Мore than 600,000 people worked on the cleanup of the Chernobyl accident. Those who arrived on the scene in the first few months after the accident got to do the most difficult and dangerous jobs. What was it like 28 years ago?
In mid-August 1986 the reactor was “pacified” (fading and cool), the threat of a “nuclear explosion” was excluded, and the threat of thermal explosions was minimal.
Сoncrete pumping machines (a very rare unit in the USSR) and a concrete truck are clearly visible in the photo.
The white house had lead walls and roof. This reduces the level of radiation. They were paid five times their normal salary and were to get a “Lada” without having to queue for it. But it is unknown which of them managed to get a Lada…
Here is the paradox of the Soviet times – a Lada is worth the same as a life.
Liquidators in black overalls and white caps go down the ladders during the building of the sarcophagus. It is very likely that they are no longer alive.
Bags of lead shot (on top of the boom of the concrete pumper) were widely used in early May. Lead shot was collected nationwide, especially from hunting societies, and dumped from helicopters directly into the collapsed power station.
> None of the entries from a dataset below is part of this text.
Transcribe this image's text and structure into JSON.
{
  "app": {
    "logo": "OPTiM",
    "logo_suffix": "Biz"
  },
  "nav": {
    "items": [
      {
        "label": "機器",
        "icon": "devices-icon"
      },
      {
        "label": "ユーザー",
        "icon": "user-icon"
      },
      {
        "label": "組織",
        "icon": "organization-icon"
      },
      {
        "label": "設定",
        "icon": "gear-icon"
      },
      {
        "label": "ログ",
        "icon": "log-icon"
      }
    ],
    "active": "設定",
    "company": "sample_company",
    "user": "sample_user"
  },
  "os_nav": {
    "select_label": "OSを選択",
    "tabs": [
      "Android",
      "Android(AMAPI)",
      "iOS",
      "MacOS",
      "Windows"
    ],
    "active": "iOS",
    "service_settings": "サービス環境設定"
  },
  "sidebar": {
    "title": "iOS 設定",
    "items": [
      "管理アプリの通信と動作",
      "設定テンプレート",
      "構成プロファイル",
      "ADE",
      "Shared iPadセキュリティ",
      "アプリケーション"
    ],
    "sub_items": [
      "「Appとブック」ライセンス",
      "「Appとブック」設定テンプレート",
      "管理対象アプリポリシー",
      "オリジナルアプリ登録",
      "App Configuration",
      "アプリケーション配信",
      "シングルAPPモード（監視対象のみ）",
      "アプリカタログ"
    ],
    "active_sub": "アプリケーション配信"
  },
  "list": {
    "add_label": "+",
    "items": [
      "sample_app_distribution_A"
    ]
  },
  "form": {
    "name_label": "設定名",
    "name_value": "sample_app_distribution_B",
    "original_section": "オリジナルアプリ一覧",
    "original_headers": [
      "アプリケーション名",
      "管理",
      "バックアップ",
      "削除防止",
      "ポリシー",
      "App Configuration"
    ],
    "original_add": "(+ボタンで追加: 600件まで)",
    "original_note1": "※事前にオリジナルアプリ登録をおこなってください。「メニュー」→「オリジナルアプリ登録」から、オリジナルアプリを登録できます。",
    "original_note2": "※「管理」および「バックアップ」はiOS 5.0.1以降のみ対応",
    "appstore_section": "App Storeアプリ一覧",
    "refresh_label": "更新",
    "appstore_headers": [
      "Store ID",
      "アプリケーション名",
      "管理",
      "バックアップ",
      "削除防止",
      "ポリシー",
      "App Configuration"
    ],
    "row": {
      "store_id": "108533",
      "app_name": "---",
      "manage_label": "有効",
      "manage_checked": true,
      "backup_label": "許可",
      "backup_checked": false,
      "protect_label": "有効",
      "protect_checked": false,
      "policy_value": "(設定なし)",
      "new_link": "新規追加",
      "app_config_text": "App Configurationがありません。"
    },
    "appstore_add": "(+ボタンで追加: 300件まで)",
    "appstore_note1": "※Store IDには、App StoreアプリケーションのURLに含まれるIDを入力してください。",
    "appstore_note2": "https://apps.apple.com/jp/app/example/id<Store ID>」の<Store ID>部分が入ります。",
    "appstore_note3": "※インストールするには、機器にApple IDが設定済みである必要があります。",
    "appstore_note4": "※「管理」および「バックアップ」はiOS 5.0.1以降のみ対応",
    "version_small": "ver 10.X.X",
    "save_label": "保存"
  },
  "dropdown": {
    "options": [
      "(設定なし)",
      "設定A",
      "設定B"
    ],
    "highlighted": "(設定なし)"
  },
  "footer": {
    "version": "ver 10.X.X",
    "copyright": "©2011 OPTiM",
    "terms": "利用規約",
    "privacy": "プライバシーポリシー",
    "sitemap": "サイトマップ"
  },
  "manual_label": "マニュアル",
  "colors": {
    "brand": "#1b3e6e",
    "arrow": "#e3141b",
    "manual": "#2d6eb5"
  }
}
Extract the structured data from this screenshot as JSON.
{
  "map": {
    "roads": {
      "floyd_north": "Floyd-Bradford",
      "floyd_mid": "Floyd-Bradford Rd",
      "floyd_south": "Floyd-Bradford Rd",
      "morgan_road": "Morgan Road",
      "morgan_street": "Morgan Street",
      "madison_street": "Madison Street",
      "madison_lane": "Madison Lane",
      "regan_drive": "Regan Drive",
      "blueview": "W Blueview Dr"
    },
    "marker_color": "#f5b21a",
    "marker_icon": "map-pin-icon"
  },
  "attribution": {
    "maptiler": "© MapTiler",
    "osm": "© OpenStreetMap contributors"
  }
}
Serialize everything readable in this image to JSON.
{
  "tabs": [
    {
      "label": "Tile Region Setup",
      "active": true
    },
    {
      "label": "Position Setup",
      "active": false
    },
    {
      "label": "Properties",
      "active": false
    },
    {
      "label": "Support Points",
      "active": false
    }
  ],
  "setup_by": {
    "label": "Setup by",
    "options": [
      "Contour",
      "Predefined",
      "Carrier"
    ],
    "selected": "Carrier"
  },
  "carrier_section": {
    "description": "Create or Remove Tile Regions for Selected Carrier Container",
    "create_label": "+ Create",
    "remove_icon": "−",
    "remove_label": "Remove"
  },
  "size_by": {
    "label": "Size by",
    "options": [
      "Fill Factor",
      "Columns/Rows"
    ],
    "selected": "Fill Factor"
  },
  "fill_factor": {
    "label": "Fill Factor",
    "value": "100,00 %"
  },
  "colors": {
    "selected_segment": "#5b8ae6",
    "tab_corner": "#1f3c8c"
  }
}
The goal was to contain the radioactive emissions.
There are two viewpoints on the construction of the sarcophagus.
The first is that the collapse left about 194 tons of fuel there, so the sarcophagus was needed.